make a crumbly, beautiful pie crust.
Many of you asked me to share the recipe for this wonderful crust and so, without further ado (and despite a month-long delay)...
No, wait. I need to disclose something important before I share this recipe.
Prior to this recipe, I was a complete Crisco snob. I didn't believe Crisco had a place in "true" cooking. Over the years, I have overlooked many, many recipes solely because they called for Crisco in the list of ingredients instead of butter. I'm not sure when or how I developed this bias, however, it was a very strong one and it wasn't until a wonderful, new friend introduced me to the recipe below that I was finally able to let this bias go. After having had less than stellar results with numerous (more than five) pie crust recipes that used butter as the primary fat over the last couple years, I have to say, the difference between using butter in a crust recipe and using Crisco is significant. The light and flaky simplicity of this crust using Crisco is quite impressive:
So. There it is. A short explanation for my new-found appreciation of Crisco. With that explained, here - finally - is the pie crust recipe:
Basic pie crust
Source: Margaret Whitacre Kruse
2 cups flour
1 tsp salt
1 cup Crisco shortening
1/2 cup ice cold water
Combine flour and salt in a large mixing bowl, mix well. Add Crisco and work quickly into flour using the pastry blender until all floured pieces of Crisco are the size of a blueberry or smaller:
Dump the dough onto a lightly floured surface, including all remaining pieces of flour/Crisco from the bowl. Using your hands, gently push the dough into a thick disc, incorporating all scraps of flour/Crisco from the bowl:

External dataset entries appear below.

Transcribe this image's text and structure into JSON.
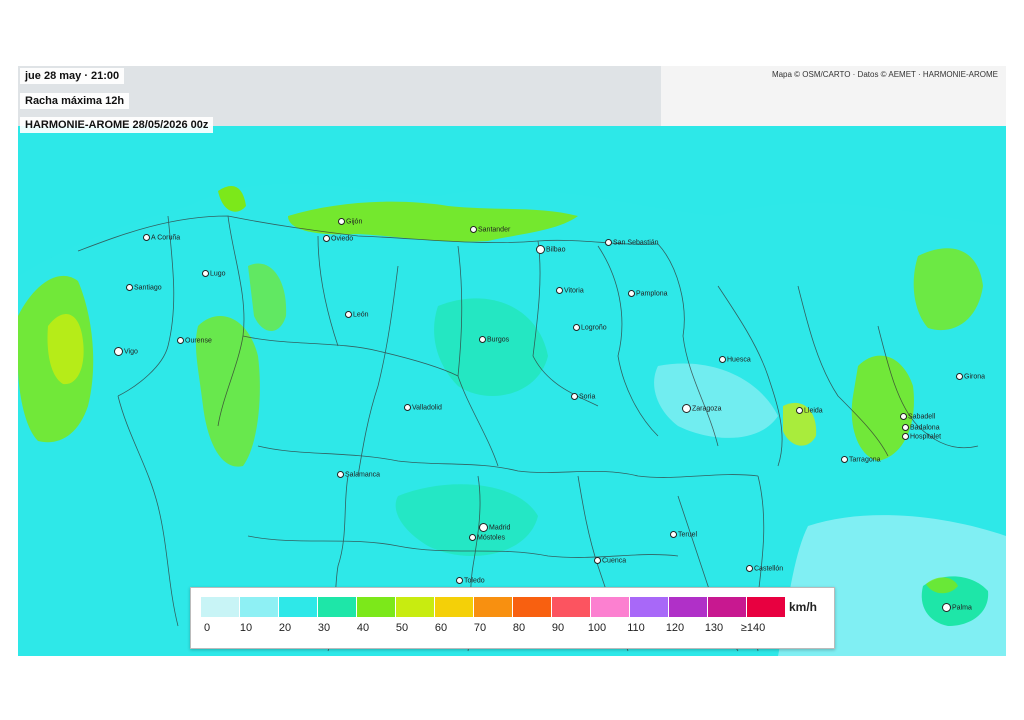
{
  "header": {
    "datetime": "jue 28 may · 21:00",
    "variable": "Racha máxima 12h",
    "model_run": "HARMONIE-AROME 28/05/2026 00z"
  },
  "attribution": "Mapa © OSM/CARTO · Datos © AEMET · HARMONIE-AROME",
  "legend": {
    "unit": "km/h",
    "classes": [
      {
        "label": "0",
        "color": "#c8f4f6"
      },
      {
        "label": "10",
        "color": "#8ef0f4"
      },
      {
        "label": "20",
        "color": "#2ee8e8"
      },
      {
        "label": "30",
        "color": "#1ee6a8"
      },
      {
        "label": "40",
        "color": "#7ce81a"
      },
      {
        "label": "50",
        "color": "#c8ec10"
      },
      {
        "label": "60",
        "color": "#f4d008"
      },
      {
        "label": "70",
        "color": "#f89010"
      },
      {
        "label": "80",
        "color": "#f86010"
      },
      {
        "label": "90",
        "color": "#fc5460"
      },
      {
        "label": "100",
        "color": "#fc80d0"
      },
      {
        "label": "110",
        "color": "#a868f8"
      },
      {
        "label": "120",
        "color": "#b030c8"
      },
      {
        "label": "130",
        "color": "#c81890"
      },
      {
        "label": "≥140",
        "color": "#e80040"
      }
    ]
  },
  "cities": [
    {
      "name": "A Coruña"
    },
    {
      "name": "Gijón"
    },
    {
      "name": "Oviedo"
    },
    {
      "name": "Santander"
    },
    {
      "name": "Bilbao"
    },
    {
      "name": "San Sebastián"
    },
    {
      "name": "Lugo"
    },
    {
      "name": "Santiago"
    },
    {
      "name": "Vitoria"
    },
    {
      "name": "Pamplona"
    },
    {
      "name": "León"
    },
    {
      "name": "Logroño"
    },
    {
      "name": "Ourense"
    },
    {
      "name": "Vigo"
    },
    {
      "name": "Burgos"
    },
    {
      "name": "Huesca"
    },
    {
      "name": "Girona"
    },
    {
      "name": "Soria"
    },
    {
      "name": "Valladolid"
    },
    {
      "name": "Zaragoza"
    },
    {
      "name": "Lleida"
    },
    {
      "name": "Sabadell"
    },
    {
      "name": "Badalona"
    },
    {
      "name": "Hospitalet"
    },
    {
      "name": "Tarragona"
    },
    {
      "name": "Salamanca"
    },
    {
      "name": "Madrid"
    },
    {
      "name": "Móstoles"
    },
    {
      "name": "Teruel"
    },
    {
      "name": "Cuenca"
    },
    {
      "name": "Castellón"
    },
    {
      "name": "Toledo"
    },
    {
      "name": "Palma"
    }
  ],
  "colors": {
    "sea_background": "#a8eef4",
    "land_dominant": "#2ee8e8",
    "basemap_gray": "#dfe3e6",
    "border_line": "#333333"
  }
}
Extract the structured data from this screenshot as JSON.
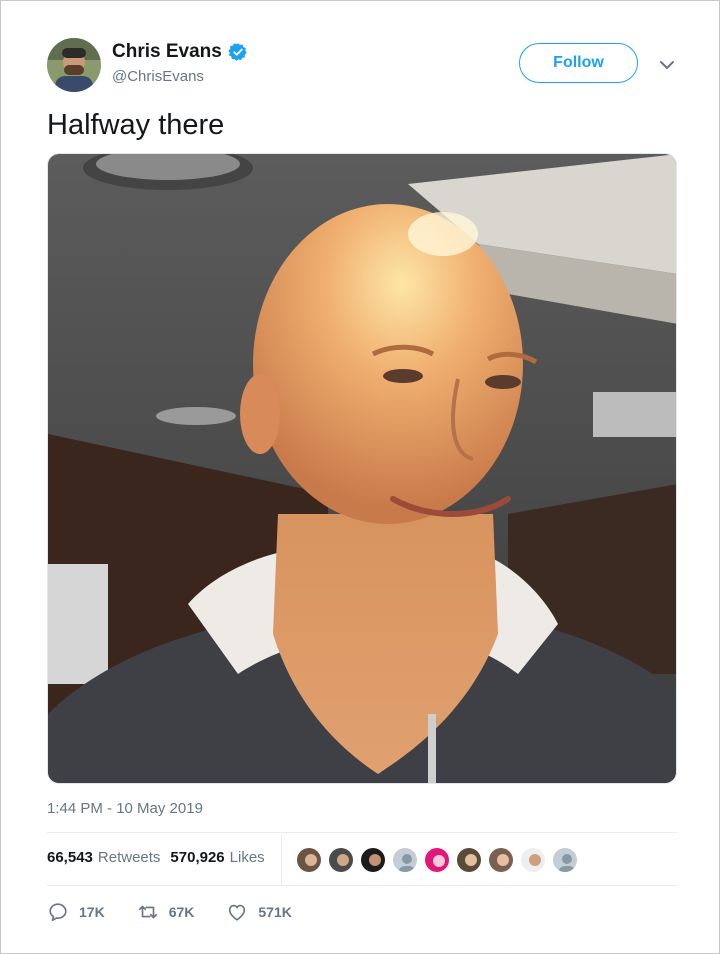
{
  "author": {
    "display_name": "Chris Evans",
    "handle": "@ChrisEvans",
    "verified": true
  },
  "follow_label": "Follow",
  "tweet": {
    "text": "Halfway there",
    "timestamp": "1:44 PM - 10 May 2019"
  },
  "stats": {
    "retweets_count": "66,543",
    "retweets_label": "Retweets",
    "likes_count": "570,926",
    "likes_label": "Likes"
  },
  "actions": {
    "replies": "17K",
    "retweets": "67K",
    "likes": "571K"
  },
  "colors": {
    "accent": "#1da1f2",
    "muted": "#657786",
    "text": "#14171a"
  },
  "icons": [
    "verified-badge-icon",
    "chevron-down-icon",
    "reply-icon",
    "retweet-icon",
    "like-icon"
  ]
}
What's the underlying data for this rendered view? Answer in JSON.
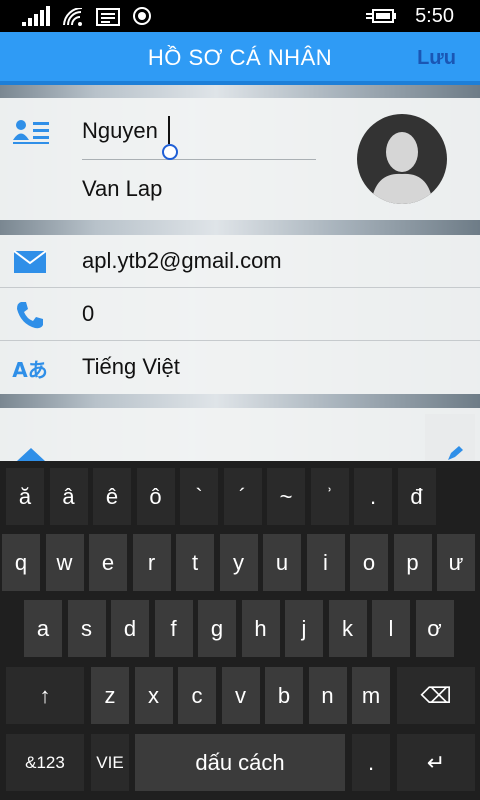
{
  "status_bar": {
    "time": "5:50"
  },
  "header": {
    "title": "HỒ SƠ CÁ NHÂN",
    "save_label": "Lưu"
  },
  "profile": {
    "first_name": "Nguyen",
    "last_name": "Van Lap",
    "email": "apl.ytb2@gmail.com",
    "phone": "0",
    "language": "Tiếng Việt"
  },
  "icons": {
    "contact": "contact-card-icon",
    "email": "envelope-icon",
    "phone": "phone-icon",
    "language": "language-icon",
    "avatar": "avatar-silhouette-icon",
    "edit": "pencil-icon",
    "home": "home-icon"
  },
  "colors": {
    "accent": "#2f9bf5",
    "save": "#1a56b4",
    "icon": "#2f8fe8"
  },
  "keyboard": {
    "row1": [
      "ă",
      "â",
      "ê",
      "ô",
      "`",
      "´",
      "~",
      "ʾ",
      ".",
      "đ"
    ],
    "row2": [
      "q",
      "w",
      "e",
      "r",
      "t",
      "y",
      "u",
      "i",
      "o",
      "p",
      "ư"
    ],
    "row3": [
      "a",
      "s",
      "d",
      "f",
      "g",
      "h",
      "j",
      "k",
      "l",
      "ơ"
    ],
    "row4": [
      "z",
      "x",
      "c",
      "v",
      "b",
      "n",
      "m"
    ],
    "shift": "↑",
    "backspace": "⌫",
    "numbers": "&123",
    "lang": "VIE",
    "space": "dấu cách",
    "dot": ".",
    "enter": "↵"
  }
}
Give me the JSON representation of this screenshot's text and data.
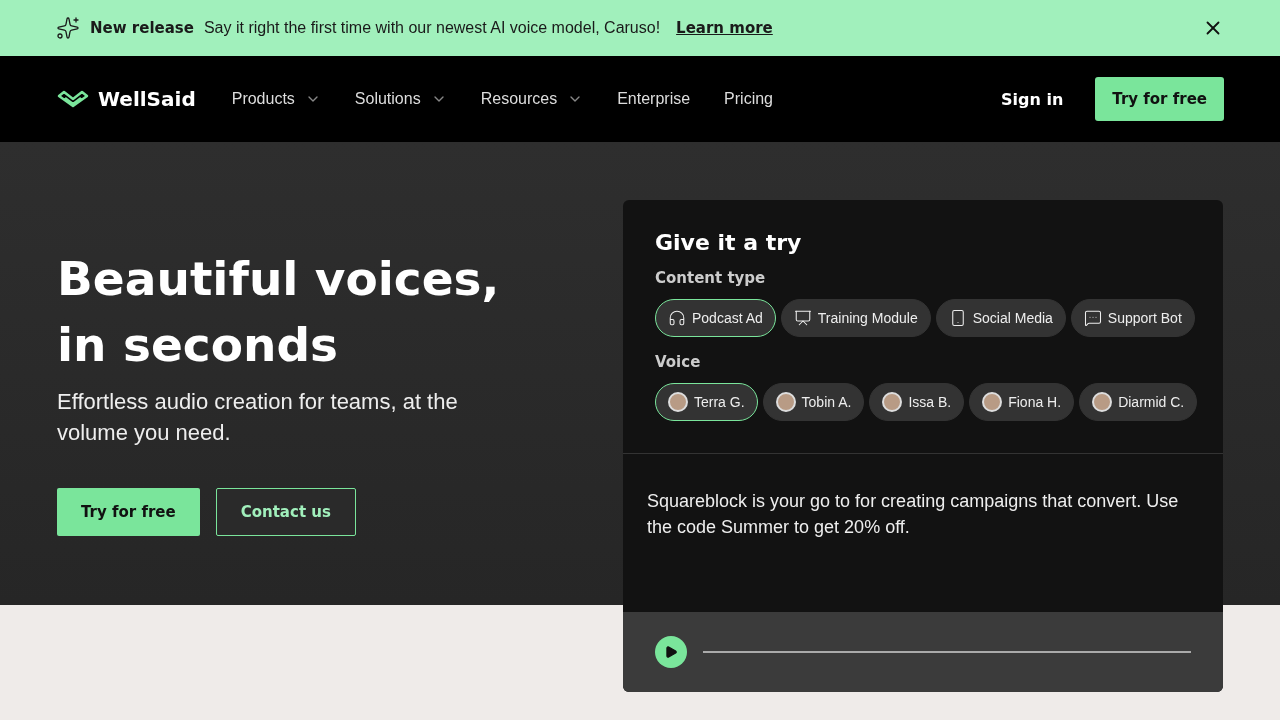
{
  "banner": {
    "label": "New release",
    "text": "Say it right the first time with our newest AI voice model, Caruso!",
    "link": "Learn more"
  },
  "nav": {
    "logo": "WellSaid",
    "items": [
      {
        "label": "Products",
        "dropdown": true
      },
      {
        "label": "Solutions",
        "dropdown": true
      },
      {
        "label": "Resources",
        "dropdown": true
      },
      {
        "label": "Enterprise",
        "dropdown": false
      },
      {
        "label": "Pricing",
        "dropdown": false
      }
    ],
    "sign_in": "Sign in",
    "cta": "Try for free"
  },
  "hero": {
    "title_lines": [
      "Beautiful voices,",
      "in seconds"
    ],
    "subtitle": "Effortless audio creation for teams, at the volume you need.",
    "primary": "Try for free",
    "secondary": "Contact us"
  },
  "demo": {
    "title": "Give it a try",
    "content_label": "Content type",
    "content_types": [
      {
        "label": "Podcast Ad",
        "kind": "headphones",
        "selected": true
      },
      {
        "label": "Training Module",
        "kind": "presentation",
        "selected": false
      },
      {
        "label": "Social Media",
        "kind": "phone",
        "selected": false
      },
      {
        "label": "Support Bot",
        "kind": "chat",
        "selected": false
      }
    ],
    "voice_label": "Voice",
    "voices": [
      {
        "label": "Terra G.",
        "selected": true
      },
      {
        "label": "Tobin A.",
        "selected": false
      },
      {
        "label": "Issa B.",
        "selected": false
      },
      {
        "label": "Fiona H.",
        "selected": false
      },
      {
        "label": "Diarmid C.",
        "selected": false
      }
    ],
    "script": "Squareblock is your go to for creating campaigns that convert. Use the code Summer to get 20% off."
  }
}
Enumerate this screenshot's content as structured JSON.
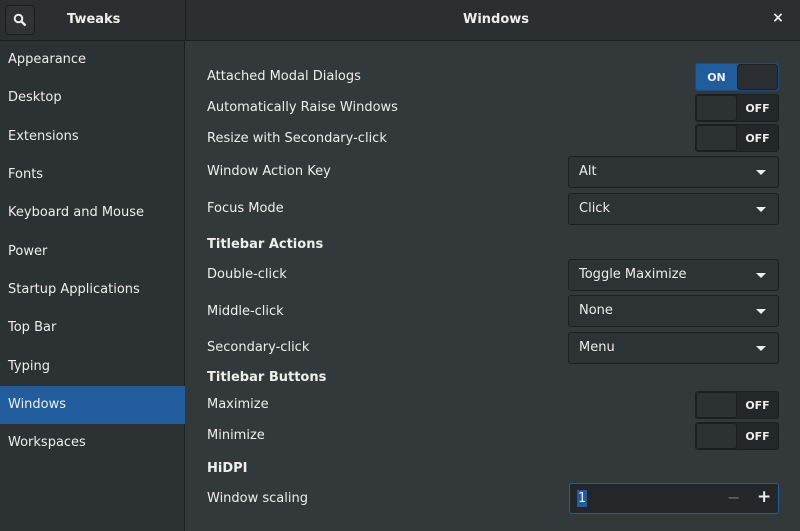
{
  "header": {
    "app_title": "Tweaks",
    "page_title": "Windows",
    "close": "×"
  },
  "sidebar": {
    "items": [
      {
        "label": "Appearance"
      },
      {
        "label": "Desktop"
      },
      {
        "label": "Extensions"
      },
      {
        "label": "Fonts"
      },
      {
        "label": "Keyboard and Mouse"
      },
      {
        "label": "Power"
      },
      {
        "label": "Startup Applications"
      },
      {
        "label": "Top Bar"
      },
      {
        "label": "Typing"
      },
      {
        "label": "Windows",
        "selected": true
      },
      {
        "label": "Workspaces"
      }
    ]
  },
  "main": {
    "attached_modal": {
      "label": "Attached Modal Dialogs",
      "state": "ON"
    },
    "auto_raise": {
      "label": "Automatically Raise Windows",
      "state": "OFF"
    },
    "resize_secondary": {
      "label": "Resize with Secondary-click",
      "state": "OFF"
    },
    "action_key": {
      "label": "Window Action Key",
      "value": "Alt"
    },
    "focus_mode": {
      "label": "Focus Mode",
      "value": "Click"
    },
    "titlebar_actions": "Titlebar Actions",
    "double_click": {
      "label": "Double-click",
      "value": "Toggle Maximize"
    },
    "middle_click": {
      "label": "Middle-click",
      "value": "None"
    },
    "secondary_click": {
      "label": "Secondary-click",
      "value": "Menu"
    },
    "titlebar_buttons": "Titlebar Buttons",
    "maximize": {
      "label": "Maximize",
      "state": "OFF"
    },
    "minimize": {
      "label": "Minimize",
      "state": "OFF"
    },
    "hidpi": "HiDPI",
    "scaling": {
      "label": "Window scaling",
      "value": "1",
      "minus": "−",
      "plus": "+"
    }
  },
  "colors": {
    "accent": "#215d9c",
    "background": "#33393b",
    "sidebar": "#2c3133"
  }
}
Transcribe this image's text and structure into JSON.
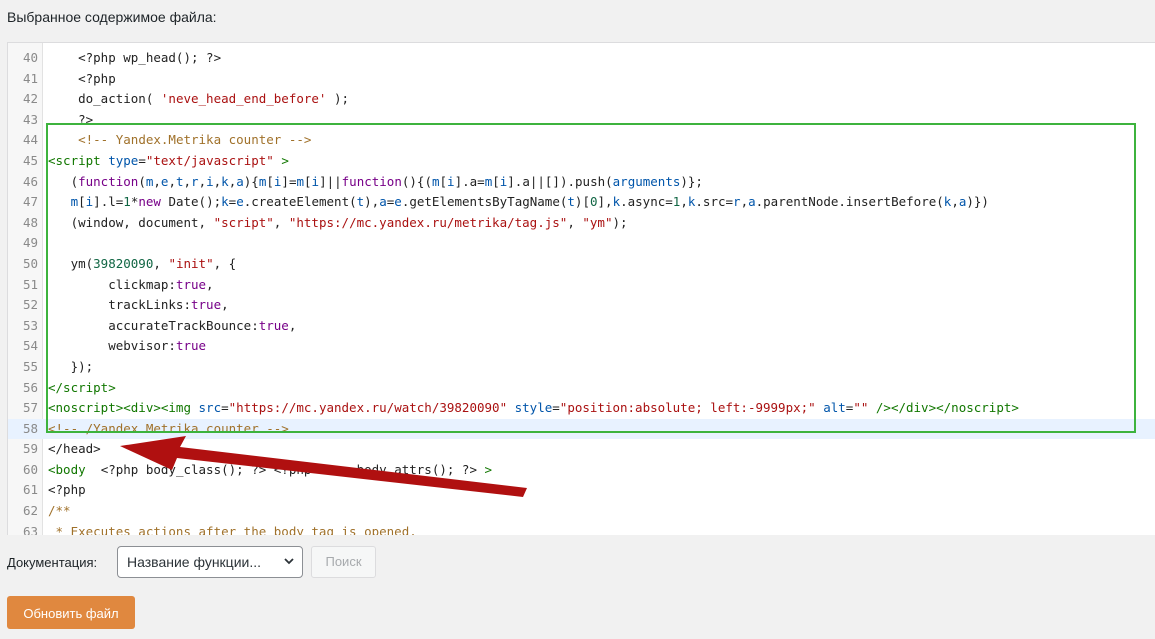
{
  "section_title": "Выбранное содержимое файла:",
  "editor": {
    "lines": [
      {
        "num": "40",
        "html": "    &lt;?php wp_head(); ?&gt;"
      },
      {
        "num": "41",
        "html": "    &lt;?php"
      },
      {
        "num": "42",
        "html": "    do_action( <span class=\"c-str\">'neve_head_end_before'</span> );"
      },
      {
        "num": "43",
        "html": "    ?&gt;"
      },
      {
        "num": "44",
        "html": "    <span class=\"c-com\">&lt;!-- Yandex.Metrika counter --&gt;</span>"
      },
      {
        "num": "45",
        "html": "<span class=\"c-tag\">&lt;script</span> <span class=\"c-var\">type</span>=<span class=\"c-str\">\"text/javascript\"</span> <span class=\"c-tag\">&gt;</span>"
      },
      {
        "num": "46",
        "html": "   (<span class=\"c-kw\">function</span>(<span class=\"c-var\">m</span>,<span class=\"c-var\">e</span>,<span class=\"c-var\">t</span>,<span class=\"c-var\">r</span>,<span class=\"c-var\">i</span>,<span class=\"c-var\">k</span>,<span class=\"c-var\">a</span>){<span class=\"c-var\">m</span>[<span class=\"c-var\">i</span>]=<span class=\"c-var\">m</span>[<span class=\"c-var\">i</span>]||<span class=\"c-kw\">function</span>(){(<span class=\"c-var\">m</span>[<span class=\"c-var\">i</span>].a=<span class=\"c-var\">m</span>[<span class=\"c-var\">i</span>].a||[]).push(<span class=\"c-var\">arguments</span>)};"
      },
      {
        "num": "47",
        "html": "   <span class=\"c-var\">m</span>[<span class=\"c-var\">i</span>].l=<span class=\"c-num\">1</span>*<span class=\"c-kw\">new</span> Date();<span class=\"c-var\">k</span>=<span class=\"c-var\">e</span>.createElement(<span class=\"c-var\">t</span>),<span class=\"c-var\">a</span>=<span class=\"c-var\">e</span>.getElementsByTagName(<span class=\"c-var\">t</span>)[<span class=\"c-num\">0</span>],<span class=\"c-var\">k</span>.async=<span class=\"c-num\">1</span>,<span class=\"c-var\">k</span>.src=<span class=\"c-var\">r</span>,<span class=\"c-var\">a</span>.parentNode.insertBefore(<span class=\"c-var\">k</span>,<span class=\"c-var\">a</span>)})"
      },
      {
        "num": "48",
        "html": "   (window, document, <span class=\"c-str\">\"script\"</span>, <span class=\"c-str\">\"https://mc.yandex.ru/metrika/tag.js\"</span>, <span class=\"c-str\">\"ym\"</span>);"
      },
      {
        "num": "49",
        "html": ""
      },
      {
        "num": "50",
        "html": "   ym(<span class=\"c-num\">39820090</span>, <span class=\"c-str\">\"init\"</span>, {"
      },
      {
        "num": "51",
        "html": "        clickmap:<span class=\"c-kw\">true</span>,"
      },
      {
        "num": "52",
        "html": "        trackLinks:<span class=\"c-kw\">true</span>,"
      },
      {
        "num": "53",
        "html": "        accurateTrackBounce:<span class=\"c-kw\">true</span>,"
      },
      {
        "num": "54",
        "html": "        webvisor:<span class=\"c-kw\">true</span>"
      },
      {
        "num": "55",
        "html": "   });"
      },
      {
        "num": "56",
        "html": "<span class=\"c-tag\">&lt;/script&gt;</span>"
      },
      {
        "num": "57",
        "html": "<span class=\"c-tag\">&lt;noscript&gt;&lt;div&gt;&lt;img</span> <span class=\"c-var\">src</span>=<span class=\"c-str\">\"https://mc.yandex.ru/watch/39820090\"</span> <span class=\"c-var\">style</span>=<span class=\"c-str\">\"position:absolute; left:-9999px;\"</span> <span class=\"c-var\">alt</span>=<span class=\"c-str\">\"\"</span> <span class=\"c-tag\">/&gt;&lt;/div&gt;&lt;/noscript&gt;</span>"
      },
      {
        "num": "58",
        "html": "<span class=\"c-com\">&lt;!-- /Yandex.Metrika counter --&gt;</span>",
        "active": true
      },
      {
        "num": "59",
        "html": "&lt;/head&gt;"
      },
      {
        "num": "60",
        "html": "<span class=\"c-tag\">&lt;body</span>  &lt;?php body_class(); ?&gt; &lt;?php neve_body_attrs(); ?&gt; <span class=\"c-tag\">&gt;</span>"
      },
      {
        "num": "61",
        "html": "&lt;?php"
      },
      {
        "num": "62",
        "html": "<span class=\"c-com\">/**</span>"
      },
      {
        "num": "63",
        "html": "<span class=\"c-com\"> * Executes actions after the body tag is opened.</span>"
      }
    ]
  },
  "documentation": {
    "label": "Документация:",
    "select_value": "Название функции...",
    "search_label": "Поиск"
  },
  "update_button": "Обновить файл",
  "colors": {
    "highlight_border": "#3db33d",
    "arrow": "#b01010",
    "update_button_bg": "#e0883f"
  }
}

Roll dough onto rolling pin and transfer to pie plate, unrolling into place. Make sure the dough is settled into pie plate bottom and up the sides so that it doesn't tear when you add the filling. Fix any tears in the dough with scraps and a bit of water if needed. Trim the dough along the edge of the pie plate, leaving more dough if needed for sealing a top crust or for adding a scalloped edge. (Repeat with the scraps for the 2nd pie or for a lattice top.)
In the example below, I was going to use my crust for a chocolate mousse pie, which required I bake my shell prior to filling it. I, therefore, lined my crust with parchment paper and filled with dried beans (for weight) to prevent the bottom of the crust from bubbling and cracking:
And speaking of the chocolate pecan pie at the top of this post, a few people expressed an interest in the recipe I used for that:
Chocolate Pecan Pie
Source: Betty Crocker Recipes
Pastry for 9-inch one-crust pie (recipe above)
2/3 cup sugar
1/2 tsp salt
2 oz unsweetened chocolate
1/3 cup margarine or butter, melted together with chocolate
1 cup corn syrup
1 cup pecan halves or broken pieces
Heat oven to 375 degrees. Prepare pastry. Beat eggs, sugar, salt, margarine/butter with chocolate and syrup with a mixer until thoroughly combined. Stir in pecans. Pour into pastry-lined pie plate.
Bake until set, 40 to 50 minutes. Cool slightly. Serve warm or refrigerate.
It's pie season. Tell me what kind of pies you are baking....